Cruz takes North Dakota on April 1, but Rubio again claims the larger share of a big Midwestern prize, Wisconsin. With a two-week break between Wisconsin and New York and the need to get his Senate race in place, this is where Paul gets out and lets it go to a two-man race. Rubio sweeps the Northeastern states in late April, including Pennsylvania, and now has a lead of nearly 200 delegates (counting Colorado, although that’s a little fishy here because technically its delegates are not bound by the vote), but is still well short of the finish line:
Reagan in ’76 and Hillary in ’08 both rode late momentum to an eventual defeat, sowing a good deal of intra-party bitterness along the way, but Reagan ended up the President four years later; Hillary, eight years later, stands as her party’s prohibitive favorite. Cruz, even with diminishing momentum, decides to play out the string; he’s young, he had plenty of enemies in the party before the race started anyway, and a close second after a full 50-state campaign still elevates his stature in the party. He stages a rally in early May, winning Indiana, Nebraska and West Virginia, while party bigwigs fret and wring their hands. But Rubio wins in blue territory again, in Oregon and Washington, heading into the last day of voting on June 7:
Rubio closes the deal by winning California, New Jersey, and New Mexico, while Cruz wins Montana and South Dakota:
There are 138 of what you might call superdelegates who aren’t committed until the convention. In a tight race, they’d likely go with their states unless someone like Trump (by which I mean, just Trump) was the winner.

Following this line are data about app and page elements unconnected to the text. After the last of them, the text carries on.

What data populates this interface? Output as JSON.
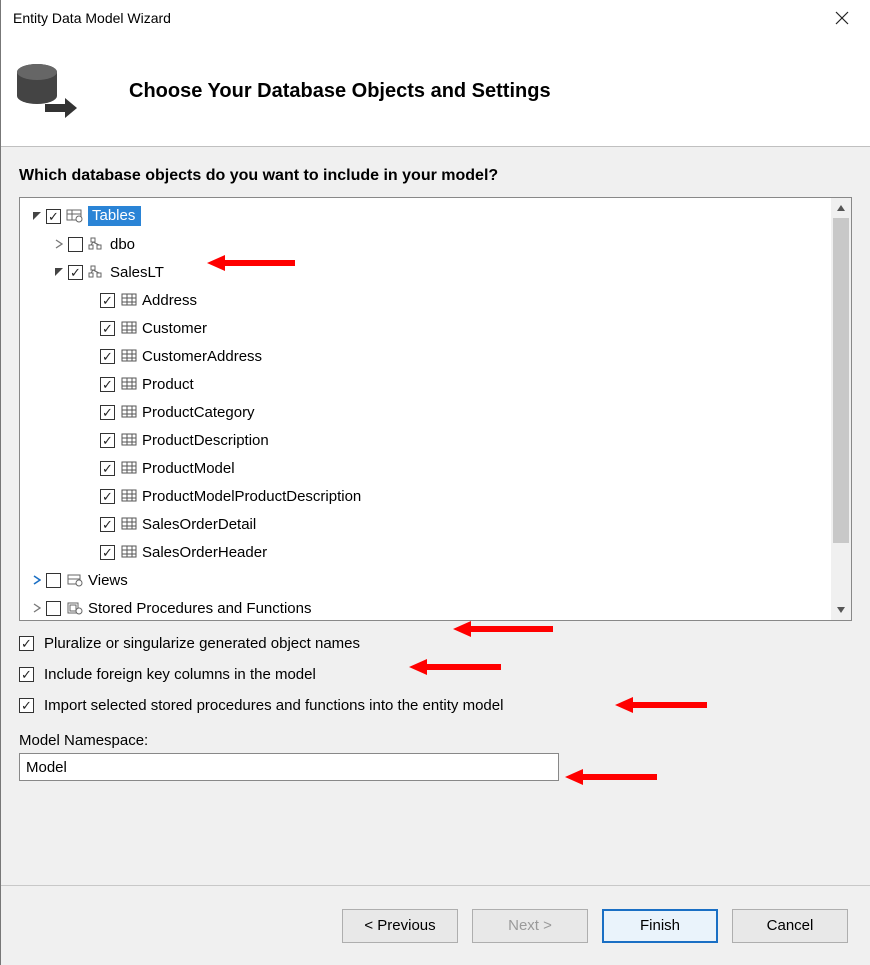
{
  "window": {
    "title": "Entity Data Model Wizard"
  },
  "banner": {
    "heading": "Choose Your Database Objects and Settings"
  },
  "question": "Which database objects do you want to include in your model?",
  "tree": {
    "tables_label": "Tables",
    "dbo_label": "dbo",
    "saleslt_label": "SalesLT",
    "saleslt_children": [
      "Address",
      "Customer",
      "CustomerAddress",
      "Product",
      "ProductCategory",
      "ProductDescription",
      "ProductModel",
      "ProductModelProductDescription",
      "SalesOrderDetail",
      "SalesOrderHeader"
    ],
    "views_label": "Views",
    "sprocs_label": "Stored Procedures and Functions"
  },
  "options": {
    "pluralize": "Pluralize or singularize generated object names",
    "fk": "Include foreign key columns in the model",
    "import_sprocs": "Import selected stored procedures and functions into the entity model"
  },
  "namespace": {
    "label": "Model Namespace:",
    "value": "Model"
  },
  "buttons": {
    "previous": "< Previous",
    "next": "Next >",
    "finish": "Finish",
    "cancel": "Cancel"
  }
}
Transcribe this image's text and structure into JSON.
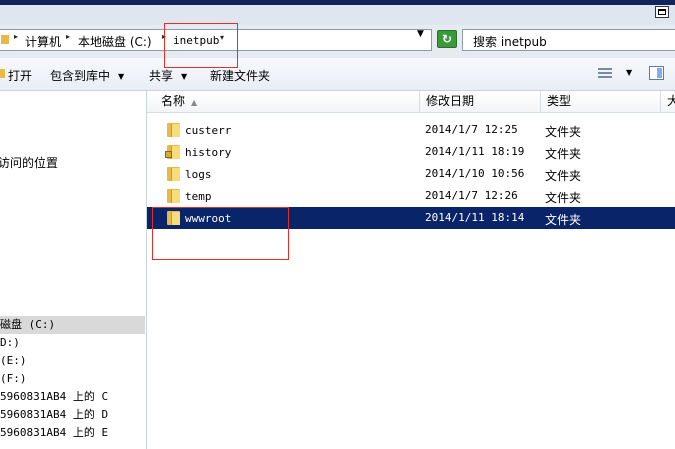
{
  "address_bar": {
    "crumbs": [
      "计算机",
      "本地磁盘 (C:)",
      "inetpub"
    ]
  },
  "search": {
    "text": "搜索 inetpub"
  },
  "toolbar": {
    "open_label": "打开",
    "include_label": "包含到库中",
    "share_label": "共享",
    "new_folder_label": "新建文件夹"
  },
  "nav": {
    "recent_places": "访问的位置",
    "items": [
      "磁盘 (C:)",
      "D:)",
      "(E:)",
      " (F:)",
      "5960831AB4 上的 C",
      "5960831AB4 上的 D",
      "5960831AB4 上的 E"
    ]
  },
  "columns": {
    "name": "名称",
    "date": "修改日期",
    "type": "类型",
    "size": "大"
  },
  "files": [
    {
      "name": "custerr",
      "date": "2014/1/7 12:25",
      "type": "文件夹",
      "icon": "folder-icon"
    },
    {
      "name": "history",
      "date": "2014/1/11 18:19",
      "type": "文件夹",
      "icon": "locked-folder-icon"
    },
    {
      "name": "logs",
      "date": "2014/1/10 10:56",
      "type": "文件夹",
      "icon": "folder-icon"
    },
    {
      "name": "temp",
      "date": "2014/1/7 12:26",
      "type": "文件夹",
      "icon": "folder-icon"
    },
    {
      "name": "wwwroot",
      "date": "2014/1/11 18:14",
      "type": "文件夹",
      "icon": "folder-icon",
      "selected": true
    }
  ],
  "colors": {
    "selection": "#0a246a",
    "annotation_red": "#e0302c",
    "title_bar": "#10255a"
  }
}
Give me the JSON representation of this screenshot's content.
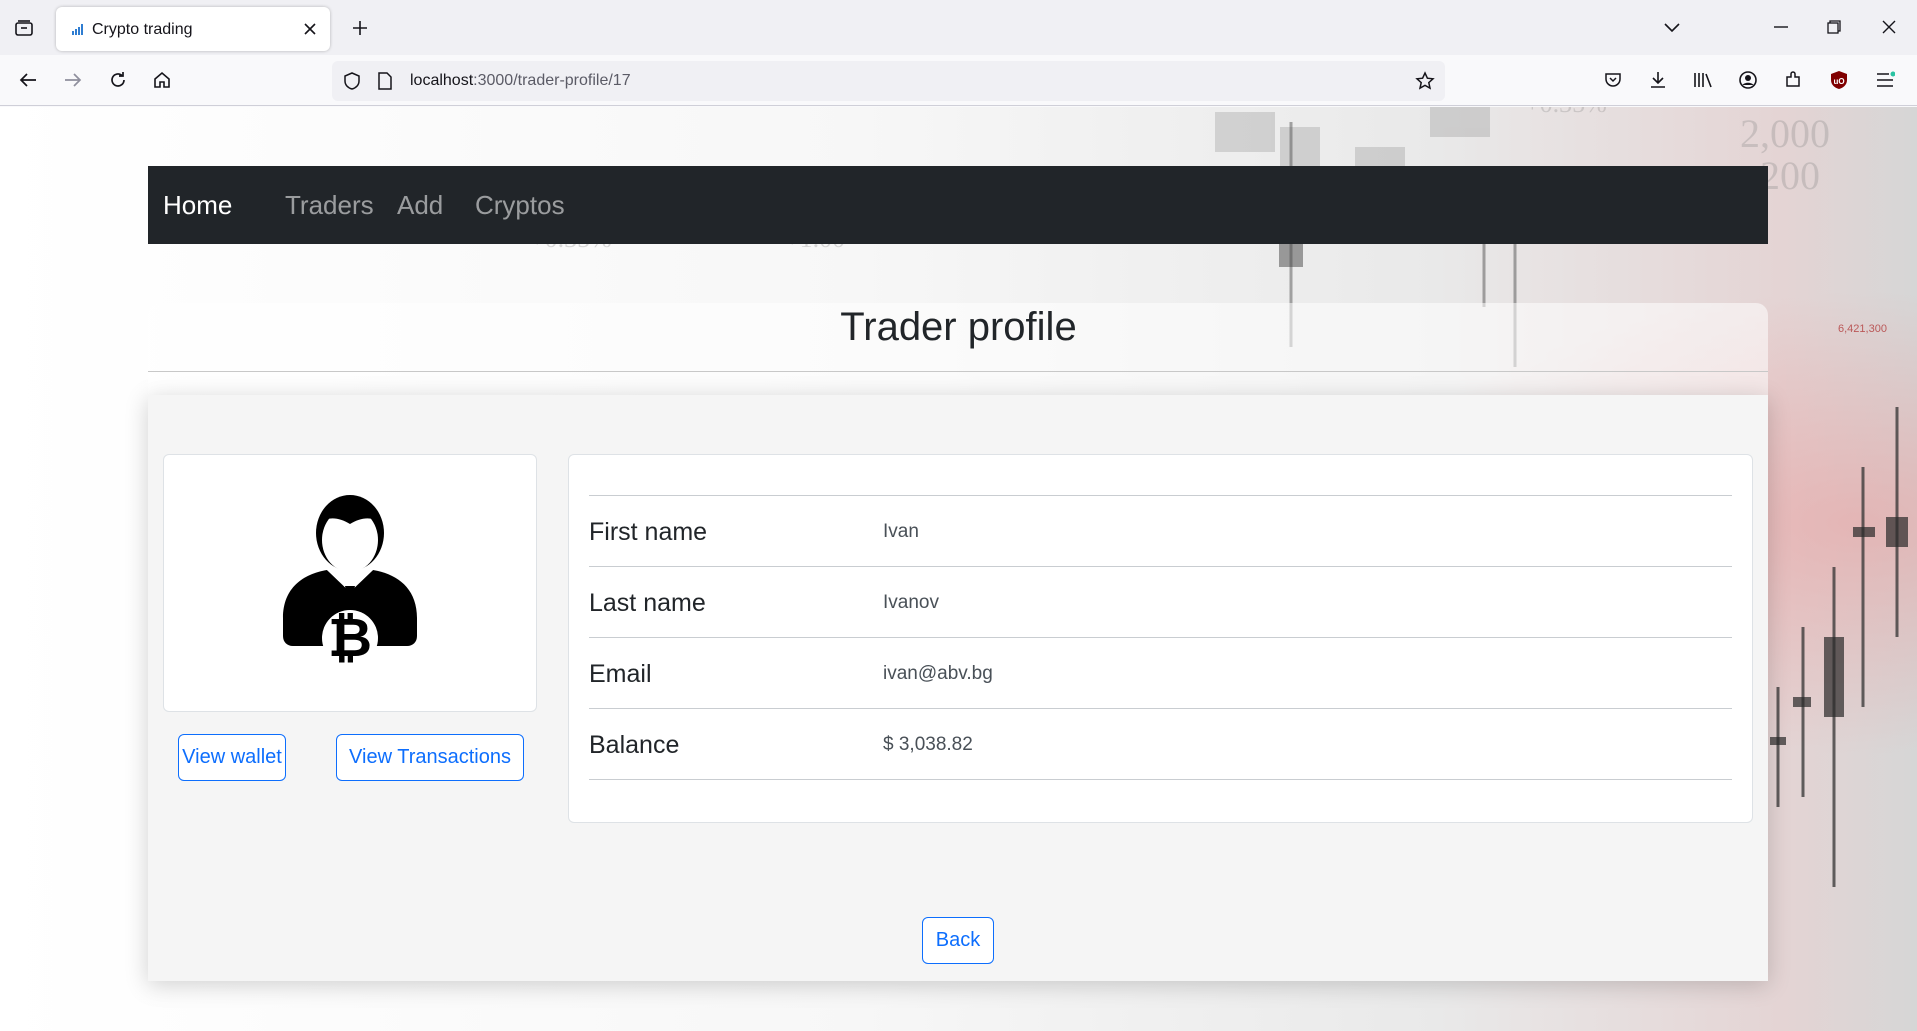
{
  "browser": {
    "tab_title": "Crypto trading",
    "url_host": "localhost",
    "url_path": ":3000/trader-profile/17"
  },
  "nav": {
    "brand": "Home",
    "items": [
      "Traders",
      "Add",
      "Cryptos"
    ]
  },
  "page_title": "Trader profile",
  "profile": {
    "fields": [
      {
        "label": "First name",
        "value": "Ivan"
      },
      {
        "label": "Last name",
        "value": "Ivanov"
      },
      {
        "label": "Email",
        "value": "ivan@abv.bg"
      },
      {
        "label": "Balance",
        "value": "$ 3,038.82"
      }
    ],
    "view_wallet_label": "View wallet",
    "view_transactions_label": "View Transactions",
    "back_label": "Back"
  },
  "colors": {
    "navbar_bg": "#212529",
    "button_primary": "#0d6efd"
  }
}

In this scenario, under a lot of pressure to get a nominee, they all line up for Rubio:
Amusingly, that assumption leaves him one delegate short, and he can call even Jeb or Carly (or Chris Christie) for support to put him over the top; at any rate, even a Cruz-Trump-Paul alliance cannot stop him.
Is this the most likely scenario? Almost any scenario at this point seems wild and unpredictable, and I’m sure you can quibble with any number of the possible assumptions here. If Rubio finishes third in New Hampshire, third or fourth in Iowa and South Carolina and second or third in Nevada, he may find himself too far back to stage the post-March 1 comeback his likely strategy envisions.
It remains ironic that Rubio, having built his career in Florida as a conservative insurgent and scourge of the Charlie Crist establishment, is likely to find himself in a position where his path to the nomination will require courting moderate voters and winning blue states in the Northeast, Midwest and West Coast. And of course, the whole map looks different if we are assuming that there’s a race into mid-March that isn’t predominantly a Rubio-Cruz matchup.
If there’s one thing to take away from all this, it’s that the path to the GOP nomination runs through the Midwest. If one candidate can win Ohio, Michigan, Pennsylvania, Wisconsin and Illinois, that candidate will be very hard to beat. If you are Ted Cruz, your goal should be to make sure that the one candidate who could really threaten to beat him there by unifying moderate and establishment voters and winning a critical mass of conservatives has already been put out of commission by March 8. And that, as much as anything, is why Rubio and Cruz are at each other’s throats right now.